We appreciate that the Government has recognised that changing consumer behaviour presents a significant challenge for retailers within town centres. Whilst Eastbourne has almost half the national average of vacant units (at 5.66%) most analysts agree that retail is under pressure. Deloitte, in their “Retail Trends 2019” has found 7,500 net store closures in 2018, an increase of 36% from 2017 and our traditional high street retailers are under threat from online.
It is critical to retain the nil value for businesses with a rateable value under £12,000.
Any additional steps taken to give relief is welcomed but a discount of a third is unlikely to be sufficient on its own for the town centre retail sector to compete with online retail and may have an unintended consequence of landlords increasing rent as a result of the relief. The long-term objective should be to make the town centre experience attractive and sustainable enough to draw communities into it.

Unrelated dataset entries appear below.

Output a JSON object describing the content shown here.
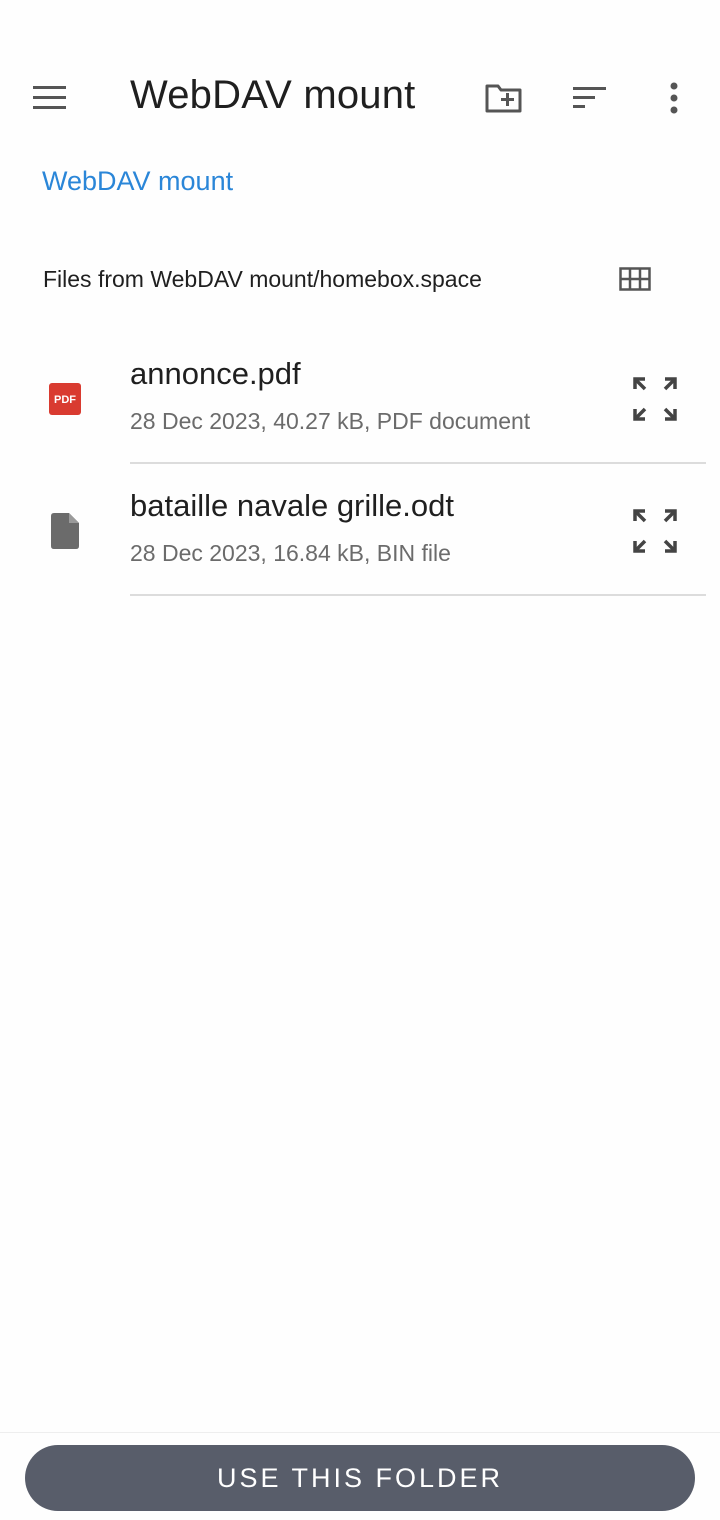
{
  "toolbar": {
    "title": "WebDAV mount",
    "menu_icon": "menu-icon",
    "new_folder_icon": "create-new-folder-icon",
    "sort_icon": "sort-icon",
    "more_icon": "more-vertical-icon"
  },
  "breadcrumb": {
    "label": "WebDAV mount",
    "color": "#2a86d8"
  },
  "section": {
    "title": "Files from WebDAV mount/homebox.space",
    "view_toggle_icon": "grid-view-icon"
  },
  "files": [
    {
      "name": "annonce.pdf",
      "meta": "28 Dec 2023, 40.27 kB, PDF document",
      "icon": "pdf-file-icon",
      "icon_text": "PDF",
      "action_icon": "expand-preview-icon"
    },
    {
      "name": "bataille navale grille.odt",
      "meta": "28 Dec 2023, 16.84 kB, BIN file",
      "icon": "generic-file-icon",
      "action_icon": "expand-preview-icon"
    }
  ],
  "bottom": {
    "button_label": "USE THIS FOLDER",
    "button_color": "#585d6a"
  }
}
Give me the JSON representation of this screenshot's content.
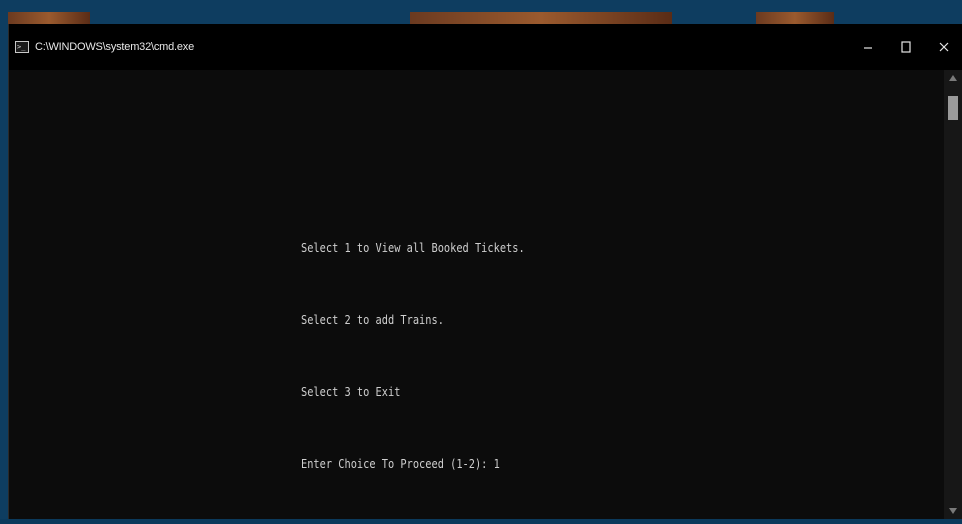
{
  "window": {
    "title": "C:\\WINDOWS\\system32\\cmd.exe",
    "icon": "cmd-icon",
    "controls": {
      "minimize": "–",
      "maximize": "☐",
      "close": "X"
    }
  },
  "console": {
    "lines": [
      "Select 1 to View all Booked Tickets.",
      "Select 2 to add Trains.",
      "Select 3 to Exit",
      "Enter Choice To Proceed (1-2): 1"
    ]
  },
  "colors": {
    "desktop": "#0e3d60",
    "titlebar": "#000000",
    "console_bg": "#0c0c0c",
    "console_text": "#cfcfcf"
  }
}
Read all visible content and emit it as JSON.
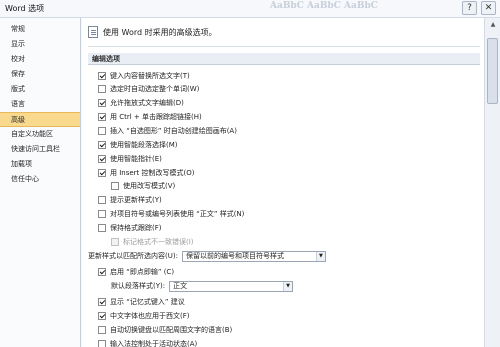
{
  "window": {
    "title": "Word 选项",
    "ribbon_ghost": "AaBbC AaBbC AaBbC",
    "help_glyph": "?",
    "close_glyph": "✕"
  },
  "sidebar": {
    "items": [
      {
        "label": "常规"
      },
      {
        "label": "显示"
      },
      {
        "label": "校对"
      },
      {
        "label": "保存"
      },
      {
        "label": "版式"
      },
      {
        "label": "语言"
      },
      {
        "label": "高级",
        "active": true
      },
      {
        "label": "自定义功能区"
      },
      {
        "label": "快速访问工具栏"
      },
      {
        "label": "加载项"
      },
      {
        "label": "信任中心"
      }
    ]
  },
  "content": {
    "header": "使用 Word 时采用的高级选项。",
    "section_title": "编辑选项",
    "options": [
      {
        "label": "键入内容替换所选文字(T)",
        "checked": true
      },
      {
        "label": "选定时自动选定整个单词(W)",
        "checked": false
      },
      {
        "label": "允许拖放式文字编辑(D)",
        "checked": true
      },
      {
        "label": "用 Ctrl + 单击跟踪超链接(H)",
        "checked": true
      },
      {
        "label": "插入 “自选图形” 时自动创建绘图画布(A)",
        "checked": false
      },
      {
        "label": "使用智能段落选择(M)",
        "checked": true
      },
      {
        "label": "使用智能指针(E)",
        "checked": true
      },
      {
        "label": "用 Insert 控制改写模式(O)",
        "checked": true
      },
      {
        "label": "使用改写模式(V)",
        "checked": false,
        "indent": true
      },
      {
        "label": "提示更新样式(Y)",
        "checked": false
      },
      {
        "label": "对项目符号或编号列表使用 “正文” 样式(N)",
        "checked": false
      },
      {
        "label": "保持格式跟踪(F)",
        "checked": false
      },
      {
        "label": "标记格式不一致错误(I)",
        "checked": false,
        "indent": true,
        "disabled": true
      }
    ],
    "paste_combo": {
      "label": "更新样式以匹配所选内容(U):",
      "value": "保留以前的编号和项目符号样式"
    },
    "options2": [
      {
        "label": "启用 “即点即输” (C)",
        "checked": true
      }
    ],
    "default_style": {
      "label": "默认段落样式(Y):",
      "value": "正文"
    },
    "options3": [
      {
        "label": "显示 “记忆式键入” 建议",
        "checked": true
      },
      {
        "label": "中文字体也应用于西文(F)",
        "checked": true
      },
      {
        "label": "自动切换键盘以匹配周围文字的语言(B)",
        "checked": false
      },
      {
        "label": "输入法控制处于活动状态(A)",
        "checked": false
      }
    ]
  },
  "scrollbar": {
    "up_glyph": "▲"
  }
}
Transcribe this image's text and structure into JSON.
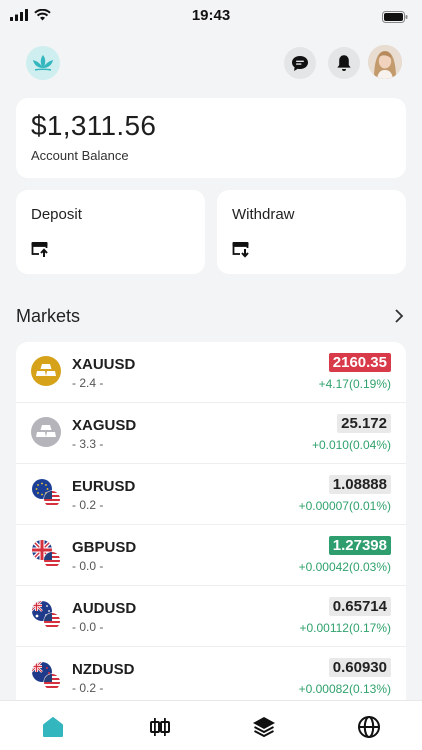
{
  "status": {
    "time": "19:43"
  },
  "balance": {
    "amount": "$1,311.56",
    "label": "Account Balance"
  },
  "actions": {
    "deposit": "Deposit",
    "withdraw": "Withdraw"
  },
  "markets": {
    "title": "Markets",
    "items": [
      {
        "symbol": "XAUUSD",
        "sub": "- 2.4 -",
        "price": "2160.35",
        "change": "+4.17(0.19%)",
        "price_state": "down",
        "icon": "gold-bars-icon"
      },
      {
        "symbol": "XAGUSD",
        "sub": "- 3.3 -",
        "price": "25.172",
        "change": "+0.010(0.04%)",
        "price_state": "neutral",
        "icon": "silver-bars-icon"
      },
      {
        "symbol": "EURUSD",
        "sub": "- 0.2 -",
        "price": "1.08888",
        "change": "+0.00007(0.01%)",
        "price_state": "neutral",
        "icon": "eu-us-flag-icon"
      },
      {
        "symbol": "GBPUSD",
        "sub": "- 0.0 -",
        "price": "1.27398",
        "change": "+0.00042(0.03%)",
        "price_state": "up",
        "icon": "uk-us-flag-icon"
      },
      {
        "symbol": "AUDUSD",
        "sub": "- 0.0 -",
        "price": "0.65714",
        "change": "+0.00112(0.17%)",
        "price_state": "neutral",
        "icon": "au-us-flag-icon"
      },
      {
        "symbol": "NZDUSD",
        "sub": "- 0.2 -",
        "price": "0.60930",
        "change": "+0.00082(0.13%)",
        "price_state": "neutral",
        "icon": "nz-us-flag-icon"
      }
    ]
  },
  "colors": {
    "accent": "#33b6bd",
    "up": "#2f9e6e",
    "down": "#d83a4a",
    "change_text": "#31a26d"
  },
  "tabs": [
    {
      "icon": "home-icon",
      "active": true
    },
    {
      "icon": "candlestick-icon",
      "active": false
    },
    {
      "icon": "layers-icon",
      "active": false
    },
    {
      "icon": "globe-icon",
      "active": false
    }
  ]
}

We are therefore concerned with an arbitrary exclusion list. A town centre is vibrant with a mixed business community. You will be aware that Eastbourne, like many towns, has a very active and established professional sector based in the town centre. Similarly, no mention is made within the policy of any relief for gyms, leisure facilities or attractions within the town and other retailers – such as vape shops – are excluded. Our view is that residents and visitors come to town for a variety of reasons and it is important to have this diversity and mix of offering.
We would however, encourage Eastbourne Borough Council to use their discretionary powers to prohibit from relief those premises which choose to sell high-strength cheap alcohol. This alcohol is used predominantly by the street community and is often one of the causes of anti-social behaviour as well as having a detrimental impact on the health of the consumer. Prohibiting from relief these businesses makes it clear that whilst a business can choose to sell this product if they wish, there may be a financial penalty for doing so. We would extend this to those businesses also choosing to sell legal highs.
In closing, whilst we support the aims of the retail discount policy, we urge caution and ask that careful consideration be given to reduce the exclusion list of eligible businesses to promote a diverse business offering.
Ashley Pugh Luke Johnson
Eastbourne unLtd Director Edeal
Portfolio Holder for Retail Town Centre Manager